» WHAT IS BEING ASKED
Say the number of lines in the records below that hold the word "Windows", and only that number.
= = = = =
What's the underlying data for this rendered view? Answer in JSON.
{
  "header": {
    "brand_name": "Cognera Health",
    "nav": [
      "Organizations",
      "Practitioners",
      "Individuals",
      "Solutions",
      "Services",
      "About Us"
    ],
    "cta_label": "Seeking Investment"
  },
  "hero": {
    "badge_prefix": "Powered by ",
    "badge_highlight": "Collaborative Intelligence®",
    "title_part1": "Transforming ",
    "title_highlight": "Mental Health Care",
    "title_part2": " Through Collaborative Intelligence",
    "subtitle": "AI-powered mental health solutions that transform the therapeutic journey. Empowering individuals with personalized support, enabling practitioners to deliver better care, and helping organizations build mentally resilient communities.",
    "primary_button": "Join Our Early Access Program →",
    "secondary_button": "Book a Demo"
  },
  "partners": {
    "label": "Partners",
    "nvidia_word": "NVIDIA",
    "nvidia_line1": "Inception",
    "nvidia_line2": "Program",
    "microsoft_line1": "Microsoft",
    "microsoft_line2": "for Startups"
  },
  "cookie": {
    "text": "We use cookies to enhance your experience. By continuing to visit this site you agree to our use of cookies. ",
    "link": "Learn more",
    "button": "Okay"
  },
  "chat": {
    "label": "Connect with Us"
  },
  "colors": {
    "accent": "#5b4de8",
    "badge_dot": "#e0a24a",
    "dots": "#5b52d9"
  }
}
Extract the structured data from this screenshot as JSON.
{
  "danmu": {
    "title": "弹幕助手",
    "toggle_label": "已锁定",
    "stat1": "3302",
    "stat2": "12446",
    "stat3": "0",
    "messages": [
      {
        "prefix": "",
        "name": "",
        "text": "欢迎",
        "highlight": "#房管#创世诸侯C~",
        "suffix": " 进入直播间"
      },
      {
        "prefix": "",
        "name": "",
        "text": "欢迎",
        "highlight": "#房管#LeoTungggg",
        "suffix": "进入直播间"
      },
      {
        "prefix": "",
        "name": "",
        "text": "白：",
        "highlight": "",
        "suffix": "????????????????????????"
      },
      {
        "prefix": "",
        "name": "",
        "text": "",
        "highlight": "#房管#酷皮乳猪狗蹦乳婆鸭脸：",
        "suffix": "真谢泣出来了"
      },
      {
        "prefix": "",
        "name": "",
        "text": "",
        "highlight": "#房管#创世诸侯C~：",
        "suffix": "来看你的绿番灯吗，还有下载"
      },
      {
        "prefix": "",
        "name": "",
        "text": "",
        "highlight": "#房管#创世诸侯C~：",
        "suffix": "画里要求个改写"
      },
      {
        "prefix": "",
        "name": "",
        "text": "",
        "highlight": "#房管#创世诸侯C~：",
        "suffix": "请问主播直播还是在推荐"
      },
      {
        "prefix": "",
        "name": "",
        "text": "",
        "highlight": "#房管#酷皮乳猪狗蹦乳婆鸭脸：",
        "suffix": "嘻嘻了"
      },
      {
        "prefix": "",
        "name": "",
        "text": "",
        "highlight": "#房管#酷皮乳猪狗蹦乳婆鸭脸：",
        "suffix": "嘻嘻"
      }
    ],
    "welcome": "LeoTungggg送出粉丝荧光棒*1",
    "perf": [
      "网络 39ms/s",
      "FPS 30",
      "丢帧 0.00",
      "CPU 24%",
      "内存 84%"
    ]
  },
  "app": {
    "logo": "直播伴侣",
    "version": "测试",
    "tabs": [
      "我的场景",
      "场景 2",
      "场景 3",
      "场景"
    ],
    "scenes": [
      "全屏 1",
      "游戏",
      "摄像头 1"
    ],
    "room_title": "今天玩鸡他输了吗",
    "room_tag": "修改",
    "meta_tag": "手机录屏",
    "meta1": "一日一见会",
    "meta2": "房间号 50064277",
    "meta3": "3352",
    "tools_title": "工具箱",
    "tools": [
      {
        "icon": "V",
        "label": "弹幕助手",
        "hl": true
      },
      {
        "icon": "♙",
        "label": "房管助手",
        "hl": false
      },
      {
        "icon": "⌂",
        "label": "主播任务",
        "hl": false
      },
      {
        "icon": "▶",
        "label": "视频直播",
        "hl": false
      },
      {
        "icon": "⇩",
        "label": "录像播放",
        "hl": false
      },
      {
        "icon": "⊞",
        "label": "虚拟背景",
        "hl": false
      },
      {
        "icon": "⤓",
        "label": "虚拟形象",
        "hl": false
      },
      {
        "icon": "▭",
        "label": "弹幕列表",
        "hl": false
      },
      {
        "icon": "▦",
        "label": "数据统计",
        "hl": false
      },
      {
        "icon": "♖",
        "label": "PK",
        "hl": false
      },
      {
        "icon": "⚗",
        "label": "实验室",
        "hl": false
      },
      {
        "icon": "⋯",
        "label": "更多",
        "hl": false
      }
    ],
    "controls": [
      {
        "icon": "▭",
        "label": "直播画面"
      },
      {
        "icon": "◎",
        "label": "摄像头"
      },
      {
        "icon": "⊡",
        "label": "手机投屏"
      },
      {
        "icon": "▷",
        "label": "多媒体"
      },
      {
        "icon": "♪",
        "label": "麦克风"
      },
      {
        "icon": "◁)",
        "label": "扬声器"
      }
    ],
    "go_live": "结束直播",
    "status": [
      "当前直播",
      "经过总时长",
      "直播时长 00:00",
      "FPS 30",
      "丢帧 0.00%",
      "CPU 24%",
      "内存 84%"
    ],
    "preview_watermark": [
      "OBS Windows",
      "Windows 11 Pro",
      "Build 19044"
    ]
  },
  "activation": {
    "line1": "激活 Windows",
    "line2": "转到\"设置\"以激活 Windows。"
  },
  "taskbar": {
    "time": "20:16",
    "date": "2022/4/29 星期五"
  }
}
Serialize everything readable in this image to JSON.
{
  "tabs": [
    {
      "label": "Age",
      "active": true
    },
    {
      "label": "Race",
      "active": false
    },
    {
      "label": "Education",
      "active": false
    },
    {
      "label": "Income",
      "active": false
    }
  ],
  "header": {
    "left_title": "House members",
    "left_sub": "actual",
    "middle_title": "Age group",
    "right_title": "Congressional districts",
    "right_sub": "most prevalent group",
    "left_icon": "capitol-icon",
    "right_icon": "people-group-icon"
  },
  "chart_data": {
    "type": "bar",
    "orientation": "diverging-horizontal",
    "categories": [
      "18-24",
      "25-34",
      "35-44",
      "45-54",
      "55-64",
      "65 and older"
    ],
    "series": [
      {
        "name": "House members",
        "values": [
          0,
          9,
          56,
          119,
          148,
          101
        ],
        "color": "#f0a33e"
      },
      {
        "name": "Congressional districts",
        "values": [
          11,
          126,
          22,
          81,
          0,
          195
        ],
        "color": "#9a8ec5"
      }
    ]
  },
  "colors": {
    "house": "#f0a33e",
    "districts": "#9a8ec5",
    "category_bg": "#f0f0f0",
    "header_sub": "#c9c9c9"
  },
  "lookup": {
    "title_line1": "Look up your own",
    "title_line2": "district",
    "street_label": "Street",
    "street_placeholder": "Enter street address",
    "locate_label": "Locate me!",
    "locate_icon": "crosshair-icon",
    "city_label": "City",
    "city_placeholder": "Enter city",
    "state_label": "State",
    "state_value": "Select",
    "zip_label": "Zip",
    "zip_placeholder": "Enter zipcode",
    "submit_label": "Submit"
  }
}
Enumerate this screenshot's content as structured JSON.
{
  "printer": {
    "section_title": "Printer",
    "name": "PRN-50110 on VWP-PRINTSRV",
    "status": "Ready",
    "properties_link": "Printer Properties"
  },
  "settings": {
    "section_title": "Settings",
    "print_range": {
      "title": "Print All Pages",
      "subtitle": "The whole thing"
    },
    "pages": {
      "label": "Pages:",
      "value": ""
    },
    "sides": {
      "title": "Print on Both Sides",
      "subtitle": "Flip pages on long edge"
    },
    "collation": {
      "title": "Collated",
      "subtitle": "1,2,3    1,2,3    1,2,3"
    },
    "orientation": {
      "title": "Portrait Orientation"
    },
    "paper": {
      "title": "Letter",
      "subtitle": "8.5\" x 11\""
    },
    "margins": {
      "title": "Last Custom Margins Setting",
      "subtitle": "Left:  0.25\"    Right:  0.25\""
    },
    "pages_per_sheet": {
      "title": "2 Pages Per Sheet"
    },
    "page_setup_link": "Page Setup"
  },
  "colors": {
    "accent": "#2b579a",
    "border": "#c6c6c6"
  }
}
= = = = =
» SOLUTION TO THIS EXERCISE
4